Sizing is also important to the buying process. Alligator skin is measured in centimeter width at the widest point of the belly. Depending on width of the skin, you’ll be able to make different goods using the various grades of the alligator skin. In the 20-29 cm range, you can make watchstraps, shoes, and smaller goods. From 30-34 cm, you can make small handbags, boots, and larger wallets. From 35-39cm, you can make garments, medium-sized handbags, and other medium-size accessories like tablet cases. From 40-59cm, you move into garments, larger handbags and belts. Alligator skin larger than 60 cm is most commonly used for luggage and larger upholstery.
Now, you might be curious to know what the price of these skins is going to be. Well, it is fairly logical: the most expensive alligator skin is the large grade I skins. The least expensive are the smallest, lowest grade. Another small price consideration is what color and finish you’ll be applying to the alligator skin. Will you need a specialty finish like a metallic, pearl or iridescent? Do you want a light color like yellow, pink or white? These types of products typically have small surcharges attached to them, as it is more work.

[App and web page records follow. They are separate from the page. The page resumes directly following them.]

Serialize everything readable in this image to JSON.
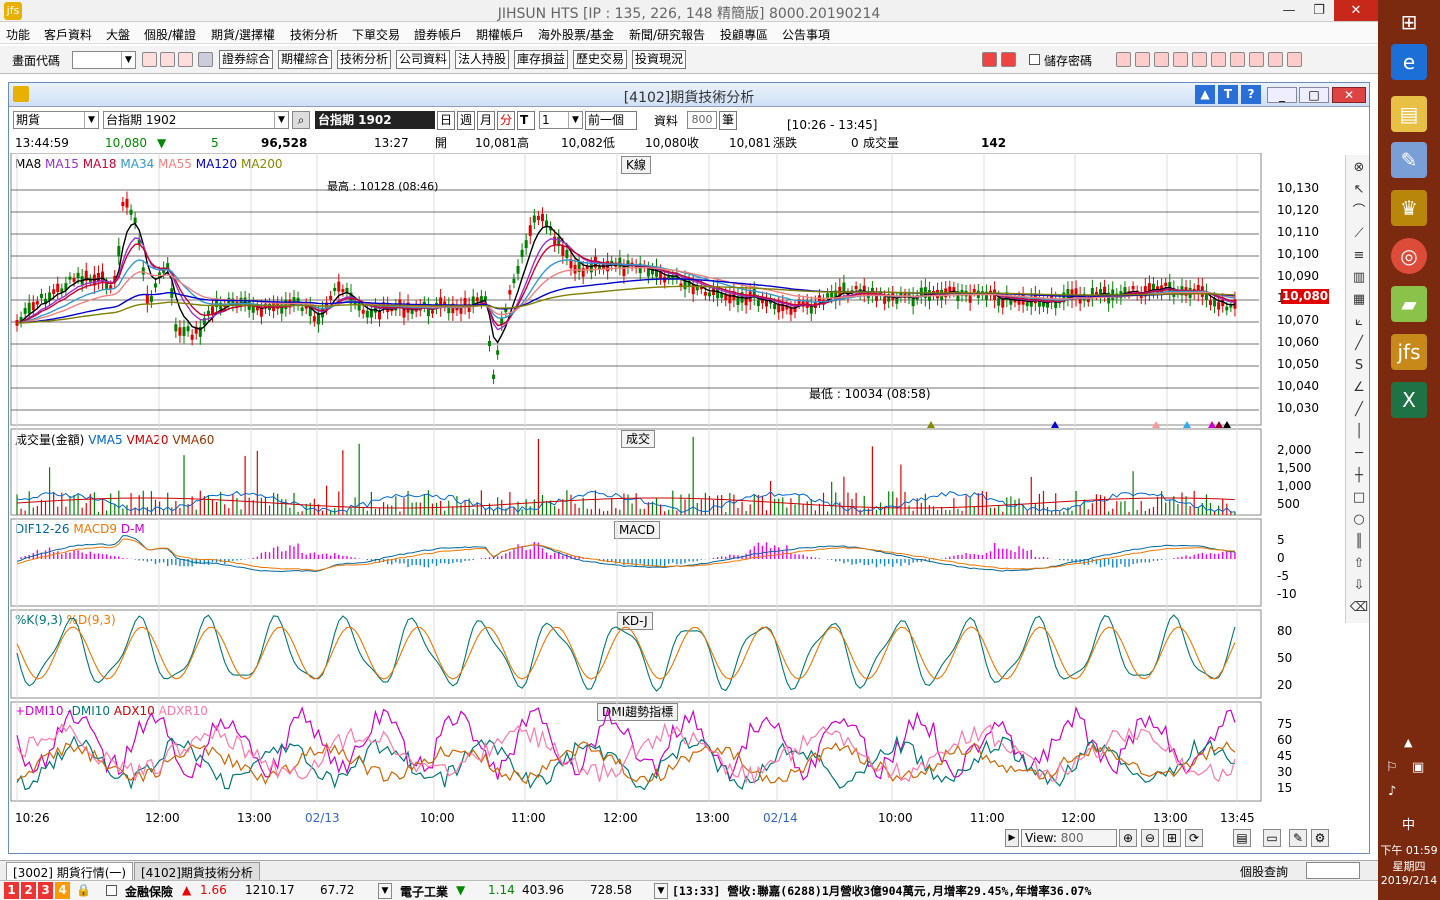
{
  "app": {
    "title": "JIHSUN HTS    [IP : 135, 226, 148 精簡版] 8000.20190214"
  },
  "menu": [
    "功能",
    "客戶資料",
    "大盤",
    "個股/權證",
    "期貨/選擇權",
    "技術分析",
    "下單交易",
    "證券帳戶",
    "期權帳戶",
    "海外股票/基金",
    "新聞/研究報告",
    "投顧專區",
    "公告事項"
  ],
  "toolbar": {
    "code_label": "畫面代碼",
    "buttons": [
      "證券綜合",
      "期權綜合",
      "技術分析",
      "公司資料",
      "法人持股",
      "庫存損益",
      "歷史交易",
      "投資現況"
    ],
    "save_pwd": "儲存密碼"
  },
  "inner": {
    "title": "[4102]期貨技術分析"
  },
  "controls": {
    "market": "期貨",
    "symbol": "台指期 1902",
    "symbol_tag": "台指期 1902",
    "periods": [
      "日",
      "週",
      "月",
      "分",
      "T"
    ],
    "interval": "1",
    "prev_btn": "前一個",
    "data_label": "資料",
    "data_count": "800",
    "unit": "筆",
    "time_range": "[10:26 - 13:45]"
  },
  "quote": {
    "time": "13:44:59",
    "price": "10,080",
    "change": "5",
    "volume_total": "96,528",
    "bar_time": "13:27",
    "open_label": "開",
    "open": "10,081",
    "high_label": "高",
    "high": "10,082",
    "low_label": "低",
    "low": "10,080",
    "close_label": "收",
    "close": "10,081",
    "chg_label": "漲跌",
    "chg": "0",
    "vol_label": "成交量",
    "vol": "142"
  },
  "colors": {
    "up": "#e00000",
    "down": "#008000",
    "ma8": "#000000",
    "ma15": "#9933cc",
    "ma18": "#cc0033",
    "ma34": "#3399cc",
    "ma55": "#f08080",
    "ma120": "#0000cc",
    "ma200": "#808000",
    "price_tag": "#e00000"
  },
  "kline": {
    "tag": "K線",
    "legend": [
      "MA8",
      "MA15",
      "MA18",
      "MA34",
      "MA55",
      "MA120",
      "MA200"
    ],
    "high_note": "最高 : 10128 (08:46)",
    "low_note": "最低 : 10034 (08:58)",
    "price_tag": "10,080",
    "yticks": [
      "10,130",
      "10,120",
      "10,110",
      "10,100",
      "10,090",
      "10,080",
      "10,070",
      "10,060",
      "10,050",
      "10,040",
      "10,030"
    ]
  },
  "volume": {
    "tag": "成交",
    "legend": [
      "成交量(金額)",
      "VMA5",
      "VMA20",
      "VMA60"
    ],
    "yticks": [
      "2,000",
      "1,500",
      "1,000",
      "500"
    ]
  },
  "macd": {
    "tag": "MACD",
    "legend": [
      "DIF12-26",
      "MACD9",
      "D-M"
    ],
    "yticks": [
      "5",
      "0",
      "-5",
      "-10"
    ]
  },
  "kd": {
    "tag": "KD-J",
    "legend": [
      "%K(9,3)",
      "%D(9,3)"
    ],
    "yticks": [
      "80",
      "50",
      "20"
    ]
  },
  "dmi": {
    "tag": "DMI趨勢指標",
    "legend": [
      "+DMI10",
      "-DMI10",
      "ADX10",
      "ADXR10"
    ],
    "yticks": [
      "75",
      "60",
      "45",
      "30",
      "15"
    ]
  },
  "xaxis": [
    "10:26",
    "12:00",
    "13:00",
    "02/13",
    "10:00",
    "11:00",
    "12:00",
    "13:00",
    "02/14",
    "10:00",
    "11:00",
    "12:00",
    "13:00",
    "13:45"
  ],
  "view": {
    "label": "View:",
    "value": "800"
  },
  "tabs": [
    "[3002] 期貨行情(一)",
    "[4102]期貨技術分析"
  ],
  "stock_query": "個股查詢",
  "ticker": {
    "sector1": "金融保險",
    "s1_chg": "1.66",
    "s1_idx": "1210.17",
    "s1_vol": "67.72",
    "sector2": "電子工業",
    "s2_chg": "1.14",
    "s2_idx": "403.96",
    "s2_vol": "728.58",
    "news": "[13:33] 營收:聯嘉(6288)1月營收3億904萬元,月增率29.45%,年增率36.07%"
  },
  "pages": [
    "1",
    "2",
    "3",
    "4"
  ],
  "clock": {
    "time": "下午 01:59",
    "day": "星期四",
    "date": "2019/2/14",
    "ime": "中"
  }
}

Lastly, remember that availability can also affect prices. As with any natural products, alligator skin supply is vulnerable to weather and other things out of our control.
If you have any more questions or would like to price out some skins for a project you’re working on, feel free to contact us. We’re ready to help!

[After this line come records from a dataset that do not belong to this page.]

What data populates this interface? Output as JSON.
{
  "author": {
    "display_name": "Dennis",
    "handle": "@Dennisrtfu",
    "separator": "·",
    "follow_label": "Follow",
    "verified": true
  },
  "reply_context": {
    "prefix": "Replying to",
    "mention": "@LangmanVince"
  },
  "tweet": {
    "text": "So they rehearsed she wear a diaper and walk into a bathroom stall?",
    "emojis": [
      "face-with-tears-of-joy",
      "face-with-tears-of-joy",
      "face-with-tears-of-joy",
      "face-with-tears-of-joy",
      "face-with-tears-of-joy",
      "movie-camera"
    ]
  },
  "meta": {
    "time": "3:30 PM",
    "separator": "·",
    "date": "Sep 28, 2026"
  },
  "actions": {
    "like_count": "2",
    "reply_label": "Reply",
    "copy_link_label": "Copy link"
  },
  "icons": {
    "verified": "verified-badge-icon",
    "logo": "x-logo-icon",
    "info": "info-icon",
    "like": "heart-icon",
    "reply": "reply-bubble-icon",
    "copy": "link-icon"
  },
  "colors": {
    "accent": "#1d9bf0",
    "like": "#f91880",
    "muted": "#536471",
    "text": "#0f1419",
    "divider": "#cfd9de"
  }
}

Some of you might be interested in learning a bit about the tanning process for our alligator leather. Tanning is essentially the transition of a raw skin into a leather, without which the skin would be susceptible to decomposition and bacteria. The process involves these steps:
- Dry salting as a preservative measure

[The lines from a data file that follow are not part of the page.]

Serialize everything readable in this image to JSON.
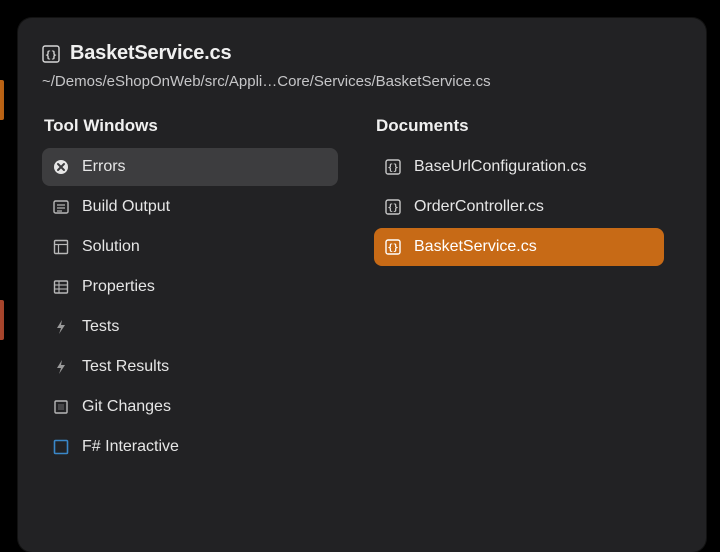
{
  "header": {
    "icon": "cs-file-icon",
    "title": "BasketService.cs",
    "path": "~/Demos/eShopOnWeb/src/Appli…Core/Services/BasketService.cs"
  },
  "columns": {
    "tool_windows": {
      "title": "Tool Windows",
      "items": [
        {
          "icon": "error-circle-icon",
          "label": "Errors",
          "hover": true
        },
        {
          "icon": "output-icon",
          "label": "Build Output"
        },
        {
          "icon": "solution-icon",
          "label": "Solution"
        },
        {
          "icon": "properties-icon",
          "label": "Properties"
        },
        {
          "icon": "bolt-icon",
          "label": "Tests"
        },
        {
          "icon": "bolt-icon",
          "label": "Test Results"
        },
        {
          "icon": "git-icon",
          "label": "Git Changes"
        },
        {
          "icon": "fsharp-icon",
          "label": "F# Interactive"
        }
      ]
    },
    "documents": {
      "title": "Documents",
      "items": [
        {
          "icon": "cs-file-icon",
          "label": "BaseUrlConfiguration.cs"
        },
        {
          "icon": "cs-file-icon",
          "label": "OrderController.cs"
        },
        {
          "icon": "cs-file-icon",
          "label": "BasketService.cs",
          "selected": true
        }
      ]
    }
  }
}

- Beamhouse operations:
- Soaking to clean the skins
- Liming to descale them
- Deliming to raise the acidity
- Pickling to remove bone matter
- Chrome tanning to convert the material into inorganic material
- Shaving to degrease and thin out the leather
- Re-tanning to re-soften the leather for working
- Drying (either by hang-drying or by toggling)
- Dry cleaning
- Shaving to prepare the leather for the product
- Applying the finishing touches
The Beginning Steps
When we receive the skins from the suppliers, they're boardy and extremely susceptible to the elements. They arrive salted which removes the water from the skins and preserves them until we can work them. The first stage of the process is the beaming. First, we soak the skin in water to clean the skins, remove the salt, and rehydrate the skin so that we can begin working them.
The Tanning Process
After that, we move onto liming which removes scales, nails, mucins, and natural greases and fats. It also splits the fibers and makes the collagen in the skin workable. Next, we delime the skin to raise the acidity after the liming lowers it. The next phase is the pickling which is an acid bath that helps break down the bones and calcium in the alligator skin so that it is more pliable. After the pickling process comes the chrome bath which makes the skin durable and no longer susceptible to the elements. Once this is done, it is no longer an organic skin; it has become inorganic leather at this point.
After this, we re-tan the leather, this time using vegetable-based products. This is done so that the tougher skin that results from the initial tanning process is made supple again. We then either hang-dry or "toggle" (which uses a special type of oven to evaporate the water) to remove the water and humidity. From there, the finishing process begins, where we dye the leather, shave it down to the required thickness and weight for the application, and finish it with seasons and protective coats so that it feels good, looks good, and is protected from the elements. From there, it goes onto the manufacturer where they turn it into the garments, footwear, furniture, handbags, etc. that you're all familiar with.
That is the basic overview of our tanning process, and we hope that it has been both informative and interesting to you. If you have any questions about anything in here, please feel free to comment below, and if you have any other inquiries, don't hesitate to contact us.